■ Try it
Your task is to find every line in the records that holds the string "true" and copy it.

(Given entries Opens)

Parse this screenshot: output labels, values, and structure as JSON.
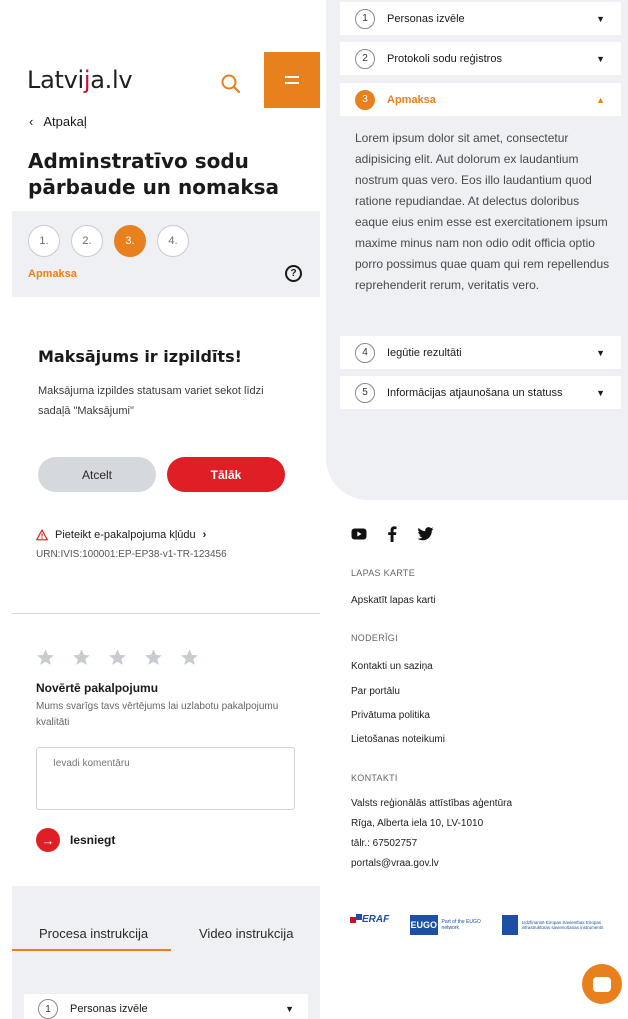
{
  "header": {
    "logo_main": "Latvi",
    "logo_j": "j",
    "logo_rest": "a.lv",
    "back_label": "Atpakaļ"
  },
  "page": {
    "title": "Adminstratīvo sodu pārbaude un nomaksa"
  },
  "steps": {
    "items": [
      "1.",
      "2.",
      "3.",
      "4."
    ],
    "active_index": 2,
    "active_label": "Apmaksa",
    "help_icon": "?"
  },
  "result": {
    "title": "Maksājums ir izpildīts!",
    "text": "Maksājuma izpildes statusam variet sekot līdzi sadaļā \"Maksājumi\"",
    "cancel_label": "Atcelt",
    "next_label": "Tālāk"
  },
  "report": {
    "label": "Pieteikt e-pakalpojuma kļūdu",
    "urn": "URN:IVIS:100001:EP-EP38-v1-TR-123456"
  },
  "rating": {
    "stars": 5,
    "selected": 0,
    "title": "Novērtē pakalpojumu",
    "text": "Mums svarīgs tavs vērtējums lai uzlabotu pakalpojumu kvalitāti",
    "comment_placeholder": "Ievadi komentāru",
    "submit_label": "Iesniegt"
  },
  "instructions": {
    "tabs": [
      "Procesa instrukcija",
      "Video instrukcija"
    ],
    "active_tab": 0,
    "first_item_num": "1",
    "first_item_label": "Personas izvēle"
  },
  "accordion": {
    "items": [
      {
        "num": "1",
        "label": "Personas izvēle"
      },
      {
        "num": "2",
        "label": "Protokoli sodu reģistros"
      },
      {
        "num": "3",
        "label": "Apmaksa"
      },
      {
        "num": "4",
        "label": "Iegūtie rezultāti"
      },
      {
        "num": "5",
        "label": "Informācijas atjaunošana un statuss"
      }
    ],
    "open_index": 2,
    "body": "Lorem ipsum dolor sit amet, consectetur adipisicing elit. Aut dolorum ex laudantium nostrum quas vero. Eos illo laudantium quod ratione repudiandae. At delectus doloribus eaque eius enim esse est exercitationem ipsum maxime minus nam non odio odit officia optio porro possimus quae quam qui rem repellendus reprehenderit rerum, veritatis vero."
  },
  "footer": {
    "social": [
      "youtube-icon",
      "facebook-icon",
      "twitter-icon"
    ],
    "sitemap_heading": "LAPAS KARTE",
    "sitemap_link": "Apskatīt lapas karti",
    "useful_heading": "NODERĪGI",
    "useful_links": [
      "Kontakti un saziņa",
      "Par portālu",
      "Privātuma politika",
      "Lietošanas noteikumi"
    ],
    "contacts_heading": "KONTAKTI",
    "contacts": [
      "Valsts reģionālās attīstības aģentūra",
      "Rīga, Alberta iela 10, LV-1010",
      "tālr.: 67502757",
      "portals@vraa.gov.lv"
    ],
    "partner_eraf": "ERAF",
    "partner_eugo": "EUGO",
    "partner_eugo_text": "Part of the EUGO network",
    "partner_eu_text": "Līdzfinansē Eiropas Savienības Eiropas infrastruktūras savienošanas instruments"
  },
  "colors": {
    "accent_orange": "#e8801e",
    "accent_red": "#e01e25",
    "panel_grey": "#eef0f3"
  }
}
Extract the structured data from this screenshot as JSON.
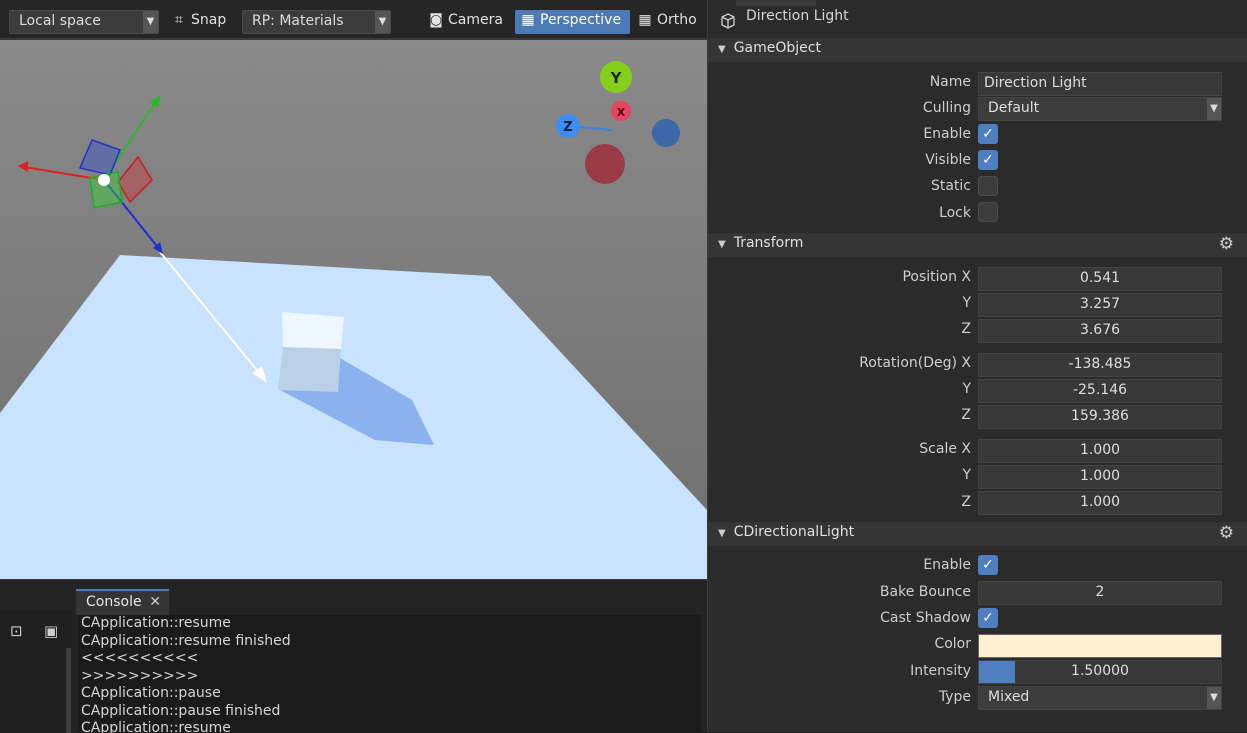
{
  "toolbar": {
    "space_select": "Local space",
    "snap_label": "Snap",
    "pipeline_select": "RP: Materials",
    "camera_label": "Camera",
    "perspective_label": "Perspective",
    "ortho_label": "Ortho"
  },
  "gizmo": {
    "y": "Y",
    "x": "X",
    "z": "Z"
  },
  "console": {
    "tab_label": "Console",
    "close_glyph": "✕",
    "lines": [
      "CApplication::resume",
      "CApplication::resume finished",
      "<<<<<<<<<<",
      ">>>>>>>>>>",
      "CApplication::pause",
      "CApplication::pause finished",
      "CApplication::resume"
    ]
  },
  "inspector": {
    "object_title": "Direction Light",
    "gameobject": {
      "header": "GameObject",
      "name_label": "Name",
      "name_value": "Direction Light",
      "culling_label": "Culling",
      "culling_value": "Default",
      "enable_label": "Enable",
      "enable_checked": true,
      "visible_label": "Visible",
      "visible_checked": true,
      "static_label": "Static",
      "static_checked": false,
      "lock_label": "Lock",
      "lock_checked": false
    },
    "transform": {
      "header": "Transform",
      "position_label": "Position X",
      "position_x": "0.541",
      "position_y": "3.257",
      "position_z": "3.676",
      "rotation_label": "Rotation(Deg) X",
      "rotation_x": "-138.485",
      "rotation_y": "-25.146",
      "rotation_z": "159.386",
      "scale_label": "Scale X",
      "scale_x": "1.000",
      "scale_y": "1.000",
      "scale_z": "1.000",
      "y_label": "Y",
      "z_label": "Z"
    },
    "light": {
      "header": "CDirectionalLight",
      "enable_label": "Enable",
      "enable_checked": true,
      "bake_bounce_label": "Bake Bounce",
      "bake_bounce_value": "2",
      "cast_shadow_label": "Cast Shadow",
      "cast_shadow_checked": true,
      "color_label": "Color",
      "color_value": "#fff0d2",
      "intensity_label": "Intensity",
      "intensity_value": "1.50000",
      "intensity_fraction": 0.15,
      "type_label": "Type",
      "type_value": "Mixed"
    }
  },
  "colors": {
    "accent": "#4d79b5",
    "panel": "#2b2b2b",
    "header": "#353535"
  }
}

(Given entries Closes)

■ Response to this exercise
      "enable_checked": true,
      "visible_checked": true,
      "enable_checked": true,
      "cast_shadow_checked": true,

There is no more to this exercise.